- [What to produce] Filter these entries so that only lines with the word "Power" remain.

Dataset excerpts
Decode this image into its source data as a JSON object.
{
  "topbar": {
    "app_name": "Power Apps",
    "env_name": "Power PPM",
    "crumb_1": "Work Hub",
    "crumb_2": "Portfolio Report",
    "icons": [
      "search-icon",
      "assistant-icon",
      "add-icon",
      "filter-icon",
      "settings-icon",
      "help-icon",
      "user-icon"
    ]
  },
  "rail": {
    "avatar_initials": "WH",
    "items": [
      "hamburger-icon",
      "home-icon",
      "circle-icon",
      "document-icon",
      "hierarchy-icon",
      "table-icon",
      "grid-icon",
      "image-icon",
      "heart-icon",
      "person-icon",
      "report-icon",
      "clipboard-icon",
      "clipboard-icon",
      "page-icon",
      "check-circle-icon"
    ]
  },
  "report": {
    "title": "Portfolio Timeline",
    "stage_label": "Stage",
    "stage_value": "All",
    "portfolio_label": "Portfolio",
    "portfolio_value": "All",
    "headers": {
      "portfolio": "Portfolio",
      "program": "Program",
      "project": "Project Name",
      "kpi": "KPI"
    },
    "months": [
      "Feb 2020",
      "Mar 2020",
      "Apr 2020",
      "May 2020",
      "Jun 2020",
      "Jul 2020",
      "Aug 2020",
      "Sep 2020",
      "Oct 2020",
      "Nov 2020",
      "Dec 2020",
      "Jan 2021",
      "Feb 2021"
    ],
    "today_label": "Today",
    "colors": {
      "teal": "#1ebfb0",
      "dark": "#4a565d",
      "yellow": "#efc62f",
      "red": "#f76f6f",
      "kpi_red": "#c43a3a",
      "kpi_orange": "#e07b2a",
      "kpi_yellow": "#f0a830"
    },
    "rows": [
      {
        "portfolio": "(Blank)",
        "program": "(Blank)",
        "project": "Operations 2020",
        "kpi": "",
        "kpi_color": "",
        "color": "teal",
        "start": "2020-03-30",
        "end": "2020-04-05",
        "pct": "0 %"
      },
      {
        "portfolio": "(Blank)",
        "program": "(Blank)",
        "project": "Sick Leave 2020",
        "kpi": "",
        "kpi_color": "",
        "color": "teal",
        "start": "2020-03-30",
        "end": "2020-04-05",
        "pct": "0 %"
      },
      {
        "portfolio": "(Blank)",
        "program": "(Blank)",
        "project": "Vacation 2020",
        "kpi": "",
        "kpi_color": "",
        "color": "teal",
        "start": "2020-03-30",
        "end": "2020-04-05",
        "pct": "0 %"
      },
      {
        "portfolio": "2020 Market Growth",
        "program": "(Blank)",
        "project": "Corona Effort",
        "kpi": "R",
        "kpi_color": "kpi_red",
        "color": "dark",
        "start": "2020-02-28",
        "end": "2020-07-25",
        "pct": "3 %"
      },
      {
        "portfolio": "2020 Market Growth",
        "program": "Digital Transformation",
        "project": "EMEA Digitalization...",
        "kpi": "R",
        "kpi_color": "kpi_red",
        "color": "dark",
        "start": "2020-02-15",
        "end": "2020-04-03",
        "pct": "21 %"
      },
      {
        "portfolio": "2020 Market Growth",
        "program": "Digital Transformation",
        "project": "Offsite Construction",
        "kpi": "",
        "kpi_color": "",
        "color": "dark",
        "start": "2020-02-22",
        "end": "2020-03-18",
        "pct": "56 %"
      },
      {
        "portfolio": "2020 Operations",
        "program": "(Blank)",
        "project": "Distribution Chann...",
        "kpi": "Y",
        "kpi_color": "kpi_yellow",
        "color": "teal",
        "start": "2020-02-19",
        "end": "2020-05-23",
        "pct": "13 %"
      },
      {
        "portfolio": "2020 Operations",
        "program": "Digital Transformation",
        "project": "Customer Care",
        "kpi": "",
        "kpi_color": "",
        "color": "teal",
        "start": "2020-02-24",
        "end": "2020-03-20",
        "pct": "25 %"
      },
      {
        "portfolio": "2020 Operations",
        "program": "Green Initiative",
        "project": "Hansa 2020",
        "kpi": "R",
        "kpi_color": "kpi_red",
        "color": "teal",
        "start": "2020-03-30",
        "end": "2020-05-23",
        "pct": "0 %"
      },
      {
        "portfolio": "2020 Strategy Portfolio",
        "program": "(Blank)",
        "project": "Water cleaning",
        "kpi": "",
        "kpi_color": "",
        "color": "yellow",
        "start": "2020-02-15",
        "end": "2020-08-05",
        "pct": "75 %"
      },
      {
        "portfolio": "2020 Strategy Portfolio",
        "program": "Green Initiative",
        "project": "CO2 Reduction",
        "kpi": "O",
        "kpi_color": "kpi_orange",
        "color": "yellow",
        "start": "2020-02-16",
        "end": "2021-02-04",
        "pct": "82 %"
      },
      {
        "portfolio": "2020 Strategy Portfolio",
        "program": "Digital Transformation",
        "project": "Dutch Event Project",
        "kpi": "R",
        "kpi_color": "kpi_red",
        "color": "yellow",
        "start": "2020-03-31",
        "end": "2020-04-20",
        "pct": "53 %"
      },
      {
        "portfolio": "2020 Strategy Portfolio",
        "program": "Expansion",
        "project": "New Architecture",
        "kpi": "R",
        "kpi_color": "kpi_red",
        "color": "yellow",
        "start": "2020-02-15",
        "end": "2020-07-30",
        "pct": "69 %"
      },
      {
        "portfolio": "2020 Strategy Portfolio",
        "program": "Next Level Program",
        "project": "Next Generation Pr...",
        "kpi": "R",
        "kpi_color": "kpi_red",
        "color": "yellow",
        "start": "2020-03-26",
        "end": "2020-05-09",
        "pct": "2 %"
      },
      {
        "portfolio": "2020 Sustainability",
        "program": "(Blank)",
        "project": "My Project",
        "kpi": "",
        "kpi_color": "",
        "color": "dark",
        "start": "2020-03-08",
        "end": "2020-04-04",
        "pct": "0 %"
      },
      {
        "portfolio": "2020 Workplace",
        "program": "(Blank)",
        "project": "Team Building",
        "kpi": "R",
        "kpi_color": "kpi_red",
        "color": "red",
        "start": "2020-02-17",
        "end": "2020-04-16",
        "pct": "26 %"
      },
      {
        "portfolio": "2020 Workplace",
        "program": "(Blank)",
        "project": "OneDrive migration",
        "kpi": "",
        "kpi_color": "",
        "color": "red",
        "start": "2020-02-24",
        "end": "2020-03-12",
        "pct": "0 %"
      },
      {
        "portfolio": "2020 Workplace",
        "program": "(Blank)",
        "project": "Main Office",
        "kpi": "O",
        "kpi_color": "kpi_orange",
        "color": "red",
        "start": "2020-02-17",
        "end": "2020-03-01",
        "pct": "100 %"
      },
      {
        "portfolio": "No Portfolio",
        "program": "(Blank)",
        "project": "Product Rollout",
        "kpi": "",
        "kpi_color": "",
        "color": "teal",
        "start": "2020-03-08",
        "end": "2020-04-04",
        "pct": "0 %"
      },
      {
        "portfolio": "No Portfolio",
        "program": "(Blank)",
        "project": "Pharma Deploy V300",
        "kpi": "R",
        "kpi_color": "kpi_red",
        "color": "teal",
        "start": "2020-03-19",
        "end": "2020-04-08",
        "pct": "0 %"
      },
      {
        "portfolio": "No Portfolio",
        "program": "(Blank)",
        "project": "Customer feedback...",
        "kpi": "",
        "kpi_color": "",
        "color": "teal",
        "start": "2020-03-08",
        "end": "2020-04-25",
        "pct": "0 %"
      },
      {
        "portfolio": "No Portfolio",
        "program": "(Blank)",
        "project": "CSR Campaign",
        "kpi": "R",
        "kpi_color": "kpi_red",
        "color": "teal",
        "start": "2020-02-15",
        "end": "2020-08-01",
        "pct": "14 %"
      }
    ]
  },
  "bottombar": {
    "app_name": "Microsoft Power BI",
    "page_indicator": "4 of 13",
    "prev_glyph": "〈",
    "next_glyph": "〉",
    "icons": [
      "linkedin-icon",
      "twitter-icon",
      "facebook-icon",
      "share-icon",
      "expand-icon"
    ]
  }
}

- [Task answer]
    "app_name": "Power Apps",
    "env_name": "Power PPM",
    "app_name": "Microsoft Power BI",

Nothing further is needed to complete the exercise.